Whether a law firm dissolution is amicable or adversarial, departing attorneys should take steps to maintain their legal and ethical responsibilities toward clients, and beware client confidentiality pitfalls when joining new firms, say John Schmidt and Colin Fitzgerald at Phillips Lytle.
Now, more than ever, workers should have the freedom to work, so the pro-worker Biden administration should follow some states' lead and end the use of noncompetes, says Gerald Sauer at Sauer & Wagner.
Courts are leading the way in ensuring oral argument opportunities for newer attorneys by incorporating innovative language in a variety of orders, and private parties can and should follow suit by incorporating similar language into case management orders, say Megan Jones and Halli Spraggins at Hausfeld.
Recently proposed immigration legislation and other Biden administration actions that suspended or reversed Trump-era orders affecting noncitizens are reforms that may provide stability for some employers of foreign nationals while creating new difficulties for others, says Eleanor Pelta at Morgan Lewis.
With the increasing reliance on multiple messaging applications for business conversations in the remote working environment, companies can implement several best practices for collecting, reviewing and producing data, despite an absence of guidance on discovery obligations in government investigations, say Jason Weinstein and Katie Dubyak at Steptoe & Johnson.
Amid economic uncertainty and increasing pressure on corporate legal departments to do more with less, work management processes should be aimed at tracking legal teams' every contribution, including routine matters that can be reallocated to nonlegal staff, says Aaron Pierce at LexisNexis CounselLink.
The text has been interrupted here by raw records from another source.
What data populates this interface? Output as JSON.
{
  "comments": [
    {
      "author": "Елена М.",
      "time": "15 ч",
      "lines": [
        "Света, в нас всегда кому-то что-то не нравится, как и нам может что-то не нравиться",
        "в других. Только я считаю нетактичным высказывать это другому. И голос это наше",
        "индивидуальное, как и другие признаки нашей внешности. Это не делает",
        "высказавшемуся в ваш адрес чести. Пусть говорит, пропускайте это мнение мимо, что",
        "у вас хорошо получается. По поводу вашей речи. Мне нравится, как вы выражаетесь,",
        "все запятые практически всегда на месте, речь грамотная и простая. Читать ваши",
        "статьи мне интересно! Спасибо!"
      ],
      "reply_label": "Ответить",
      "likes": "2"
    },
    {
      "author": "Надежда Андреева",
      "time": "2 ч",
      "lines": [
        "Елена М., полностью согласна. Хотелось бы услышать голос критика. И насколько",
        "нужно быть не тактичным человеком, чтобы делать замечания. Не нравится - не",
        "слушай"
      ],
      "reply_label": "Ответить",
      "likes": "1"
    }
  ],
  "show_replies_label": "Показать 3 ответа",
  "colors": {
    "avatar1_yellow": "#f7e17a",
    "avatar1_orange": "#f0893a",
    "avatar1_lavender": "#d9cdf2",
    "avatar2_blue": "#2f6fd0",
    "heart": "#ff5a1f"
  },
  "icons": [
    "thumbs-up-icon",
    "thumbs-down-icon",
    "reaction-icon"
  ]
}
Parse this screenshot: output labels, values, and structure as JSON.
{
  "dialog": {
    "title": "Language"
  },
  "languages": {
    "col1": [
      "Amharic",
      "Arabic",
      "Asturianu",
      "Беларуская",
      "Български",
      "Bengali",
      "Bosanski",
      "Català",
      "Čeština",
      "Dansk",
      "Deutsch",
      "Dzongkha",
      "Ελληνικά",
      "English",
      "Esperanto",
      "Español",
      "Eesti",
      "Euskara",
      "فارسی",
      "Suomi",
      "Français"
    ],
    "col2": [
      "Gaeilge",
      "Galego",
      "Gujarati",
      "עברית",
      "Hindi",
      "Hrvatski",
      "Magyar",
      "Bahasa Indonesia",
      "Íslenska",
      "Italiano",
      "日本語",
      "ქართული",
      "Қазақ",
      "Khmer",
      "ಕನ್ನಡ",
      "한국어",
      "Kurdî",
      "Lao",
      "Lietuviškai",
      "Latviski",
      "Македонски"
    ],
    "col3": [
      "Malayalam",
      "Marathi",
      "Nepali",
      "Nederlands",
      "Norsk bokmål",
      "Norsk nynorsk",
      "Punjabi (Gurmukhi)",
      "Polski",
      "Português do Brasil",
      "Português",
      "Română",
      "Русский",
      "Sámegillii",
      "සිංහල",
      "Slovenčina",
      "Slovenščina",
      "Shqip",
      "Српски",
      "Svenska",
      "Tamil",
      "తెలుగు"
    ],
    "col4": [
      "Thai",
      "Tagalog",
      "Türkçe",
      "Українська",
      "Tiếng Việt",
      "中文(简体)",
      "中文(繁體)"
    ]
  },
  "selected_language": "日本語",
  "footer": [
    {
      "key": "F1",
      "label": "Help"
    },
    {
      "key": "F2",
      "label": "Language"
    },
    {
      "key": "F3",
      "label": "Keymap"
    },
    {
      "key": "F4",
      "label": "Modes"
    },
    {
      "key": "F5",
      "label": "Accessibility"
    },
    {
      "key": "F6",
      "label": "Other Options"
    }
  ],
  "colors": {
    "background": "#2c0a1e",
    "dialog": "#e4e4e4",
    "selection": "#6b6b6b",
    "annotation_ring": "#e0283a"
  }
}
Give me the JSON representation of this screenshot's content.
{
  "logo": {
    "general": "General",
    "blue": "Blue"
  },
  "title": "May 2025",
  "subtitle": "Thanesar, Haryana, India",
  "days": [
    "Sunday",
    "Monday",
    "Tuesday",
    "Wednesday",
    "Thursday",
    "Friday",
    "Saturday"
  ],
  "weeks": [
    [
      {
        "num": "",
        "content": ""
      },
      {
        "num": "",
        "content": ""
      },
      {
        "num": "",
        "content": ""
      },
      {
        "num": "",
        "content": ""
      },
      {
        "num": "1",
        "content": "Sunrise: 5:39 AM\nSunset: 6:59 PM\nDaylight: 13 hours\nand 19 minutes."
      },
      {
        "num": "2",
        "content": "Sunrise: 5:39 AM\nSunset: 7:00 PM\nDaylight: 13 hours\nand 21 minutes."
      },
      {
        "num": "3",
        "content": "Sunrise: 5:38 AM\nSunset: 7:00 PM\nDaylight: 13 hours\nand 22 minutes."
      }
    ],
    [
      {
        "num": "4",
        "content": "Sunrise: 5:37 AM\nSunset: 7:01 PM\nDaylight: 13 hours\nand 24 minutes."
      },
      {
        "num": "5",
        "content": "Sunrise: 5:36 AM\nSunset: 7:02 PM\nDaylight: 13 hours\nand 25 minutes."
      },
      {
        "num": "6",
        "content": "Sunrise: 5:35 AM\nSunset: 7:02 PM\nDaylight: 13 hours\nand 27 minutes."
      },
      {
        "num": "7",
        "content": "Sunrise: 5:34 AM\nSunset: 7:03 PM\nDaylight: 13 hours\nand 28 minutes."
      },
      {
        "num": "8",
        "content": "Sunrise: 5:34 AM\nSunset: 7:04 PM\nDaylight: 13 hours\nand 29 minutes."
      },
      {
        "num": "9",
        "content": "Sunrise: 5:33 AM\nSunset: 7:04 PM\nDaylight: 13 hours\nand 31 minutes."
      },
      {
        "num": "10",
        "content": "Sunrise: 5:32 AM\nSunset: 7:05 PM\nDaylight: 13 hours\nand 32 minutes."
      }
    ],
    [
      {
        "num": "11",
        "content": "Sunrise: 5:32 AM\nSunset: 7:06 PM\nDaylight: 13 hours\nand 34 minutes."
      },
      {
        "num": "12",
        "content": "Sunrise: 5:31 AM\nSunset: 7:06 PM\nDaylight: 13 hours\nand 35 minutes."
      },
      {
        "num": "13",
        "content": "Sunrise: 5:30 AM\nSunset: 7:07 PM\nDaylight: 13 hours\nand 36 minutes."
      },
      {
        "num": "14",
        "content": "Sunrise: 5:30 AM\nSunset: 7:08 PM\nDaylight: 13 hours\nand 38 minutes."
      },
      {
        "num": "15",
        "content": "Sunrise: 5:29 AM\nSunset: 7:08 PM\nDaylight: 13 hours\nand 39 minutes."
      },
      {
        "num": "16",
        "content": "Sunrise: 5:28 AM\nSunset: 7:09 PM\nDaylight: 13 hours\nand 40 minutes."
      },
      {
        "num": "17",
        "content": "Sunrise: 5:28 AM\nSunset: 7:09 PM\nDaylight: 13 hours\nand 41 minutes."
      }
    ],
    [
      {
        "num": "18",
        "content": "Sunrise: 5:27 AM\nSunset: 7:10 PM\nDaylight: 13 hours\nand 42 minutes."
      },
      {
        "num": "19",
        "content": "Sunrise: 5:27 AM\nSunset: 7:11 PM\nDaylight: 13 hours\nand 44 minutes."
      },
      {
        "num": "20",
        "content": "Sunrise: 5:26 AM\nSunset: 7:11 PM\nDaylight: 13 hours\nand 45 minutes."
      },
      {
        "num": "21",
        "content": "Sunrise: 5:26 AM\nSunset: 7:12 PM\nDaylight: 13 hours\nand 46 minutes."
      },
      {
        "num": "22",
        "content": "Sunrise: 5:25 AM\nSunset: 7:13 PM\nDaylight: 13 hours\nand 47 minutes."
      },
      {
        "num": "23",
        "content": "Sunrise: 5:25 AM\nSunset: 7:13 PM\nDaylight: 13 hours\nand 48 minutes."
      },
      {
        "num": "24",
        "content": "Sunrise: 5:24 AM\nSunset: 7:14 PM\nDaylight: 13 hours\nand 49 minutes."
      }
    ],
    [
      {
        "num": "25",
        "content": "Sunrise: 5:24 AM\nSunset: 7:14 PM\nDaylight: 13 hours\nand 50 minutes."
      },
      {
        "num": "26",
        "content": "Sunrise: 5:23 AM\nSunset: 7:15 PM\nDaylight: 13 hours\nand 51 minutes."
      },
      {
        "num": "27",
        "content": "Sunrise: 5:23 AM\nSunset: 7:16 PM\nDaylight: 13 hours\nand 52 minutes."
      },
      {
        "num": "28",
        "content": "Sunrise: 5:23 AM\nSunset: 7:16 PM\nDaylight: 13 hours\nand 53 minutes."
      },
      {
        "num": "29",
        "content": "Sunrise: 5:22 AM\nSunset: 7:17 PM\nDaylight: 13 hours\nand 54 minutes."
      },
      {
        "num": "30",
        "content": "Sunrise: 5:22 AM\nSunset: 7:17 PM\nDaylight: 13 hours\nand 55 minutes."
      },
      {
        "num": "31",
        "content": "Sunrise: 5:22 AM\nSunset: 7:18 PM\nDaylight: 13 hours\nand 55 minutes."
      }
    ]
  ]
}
As a wave of Illinois Biometric Information Privacy Act class actions continues to flood courts, challenging personal jurisdiction has emerged as a key defense that companies can successfully leverage by taking such prudent steps as data mapping and inventory, says David Oberly at Blank Rome.